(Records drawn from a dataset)

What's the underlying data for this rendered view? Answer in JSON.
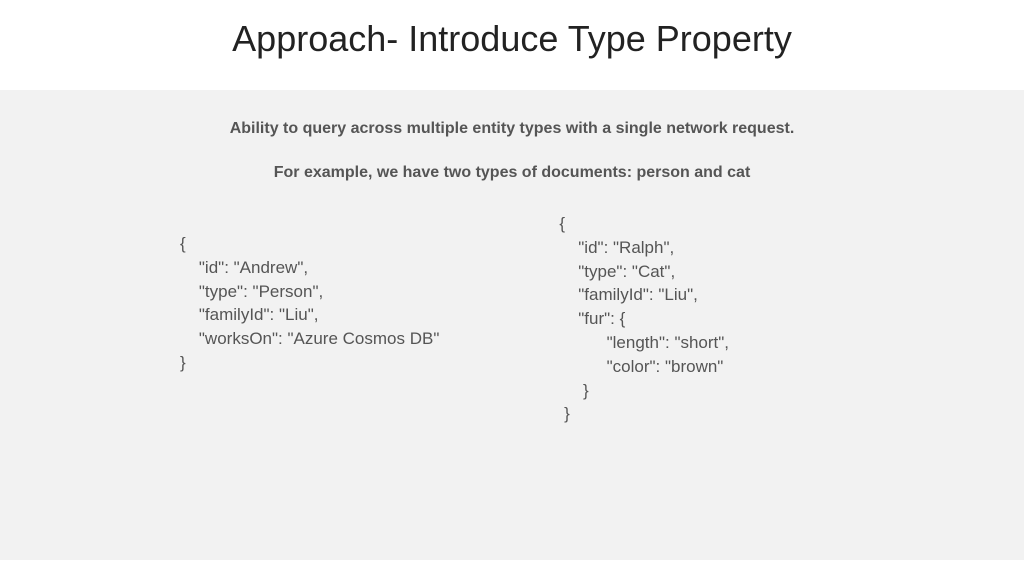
{
  "slide": {
    "title": "Approach- Introduce Type Property",
    "subtitle1": "Ability to query across multiple entity types with a single network request.",
    "subtitle2": "For example, we have two types of documents: person and cat",
    "code_left": "{\n    \"id\": \"Andrew\",\n    \"type\": \"Person\",\n    \"familyId\": \"Liu\",\n    \"worksOn\": \"Azure Cosmos DB\"\n}",
    "code_right": "{\n    \"id\": \"Ralph\",\n    \"type\": \"Cat\",\n    \"familyId\": \"Liu\",\n    \"fur\": {\n          \"length\": \"short\",\n          \"color\": \"brown\"\n     }\n }"
  }
}
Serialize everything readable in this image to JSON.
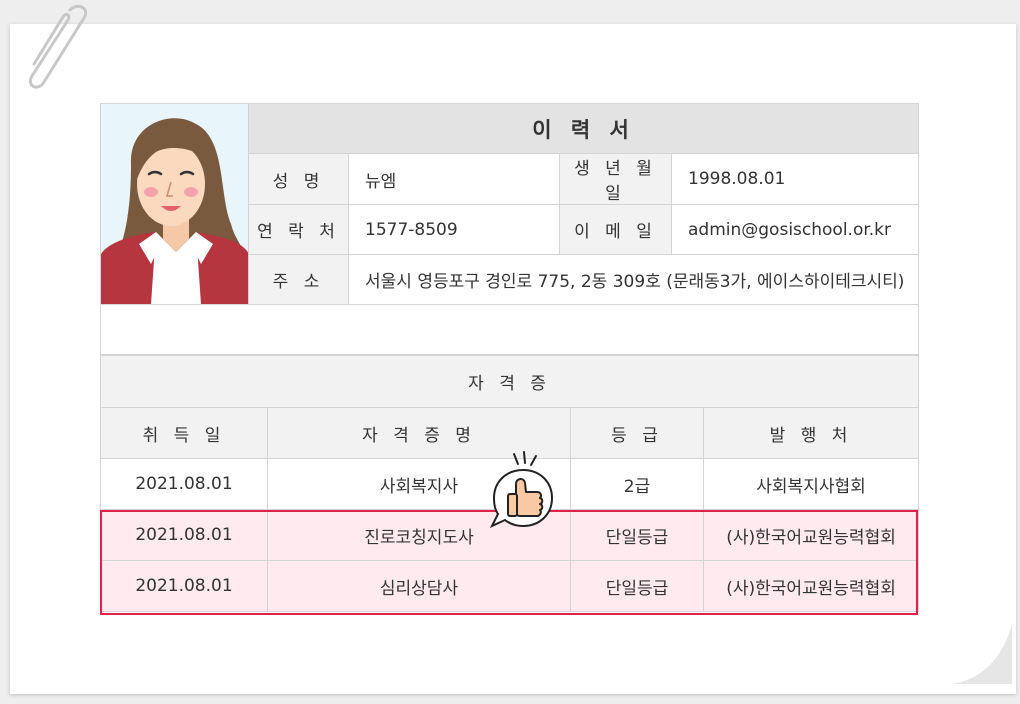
{
  "resume": {
    "title": "이 력 서",
    "name_label": "성 명",
    "name": "뉴엠",
    "birth_label": "생 년 월 일",
    "birth": "1998.08.01",
    "phone_label": "연 락 처",
    "phone": "1577-8509",
    "email_label": "이 메 일",
    "email": "admin@gosischool.or.kr",
    "address_label": "주 소",
    "address": "서울시 영등포구 경인로 775, 2동 309호 (문래동3가, 에이스하이테크시티)"
  },
  "certificates": {
    "caption": "자 격 증",
    "headers": [
      "취 득 일",
      "자 격 증 명",
      "등 급",
      "발 행 처"
    ],
    "rows": [
      [
        "2021.08.01",
        "사회복지사",
        "2급",
        "사회복지사협회"
      ],
      [
        "2021.08.01",
        "진로코칭지도사",
        "단일등급",
        "(사)한국어교원능력협회"
      ],
      [
        "2021.08.01",
        "심리상담사",
        "단일등급",
        "(사)한국어교원능력협회"
      ]
    ]
  },
  "colors": {
    "highlight_border": "#e0224a",
    "highlight_fill": "#ffeaf0",
    "header_fill": "#f2f2f2"
  }
}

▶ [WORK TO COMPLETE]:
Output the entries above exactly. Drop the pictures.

▶ [TASK SOLUTION]:
What's the underlying data for this rendered view? Answer in JSON.
{
  "slide": {
    "title": "Approach- Introduce Type Property",
    "subtitle1": "Ability to query across multiple entity types with a single network request.",
    "subtitle2": "For example, we have two types of documents: person and cat",
    "code_left": "{\n    \"id\": \"Andrew\",\n    \"type\": \"Person\",\n    \"familyId\": \"Liu\",\n    \"worksOn\": \"Azure Cosmos DB\"\n}",
    "code_right": "{\n    \"id\": \"Ralph\",\n    \"type\": \"Cat\",\n    \"familyId\": \"Liu\",\n    \"fur\": {\n          \"length\": \"short\",\n          \"color\": \"brown\"\n     }\n }"
  }
}
Serialize everything readable in this image to JSON.
{
  "resume": {
    "title": "이 력 서",
    "name_label": "성 명",
    "name": "뉴엠",
    "birth_label": "생 년 월 일",
    "birth": "1998.08.01",
    "phone_label": "연 락 처",
    "phone": "1577-8509",
    "email_label": "이 메 일",
    "email": "admin@gosischool.or.kr",
    "address_label": "주 소",
    "address": "서울시 영등포구 경인로 775, 2동 309호 (문래동3가, 에이스하이테크시티)"
  },
  "certificates": {
    "caption": "자 격 증",
    "headers": [
      "취 득 일",
      "자 격 증 명",
      "등 급",
      "발 행 처"
    ],
    "rows": [
      [
        "2021.08.01",
        "사회복지사",
        "2급",
        "사회복지사협회"
      ],
      [
        "2021.08.01",
        "진로코칭지도사",
        "단일등급",
        "(사)한국어교원능력협회"
      ],
      [
        "2021.08.01",
        "심리상담사",
        "단일등급",
        "(사)한국어교원능력협회"
      ]
    ]
  },
  "colors": {
    "highlight_border": "#e0224a",
    "highlight_fill": "#ffeaf0",
    "header_fill": "#f2f2f2"
  }
}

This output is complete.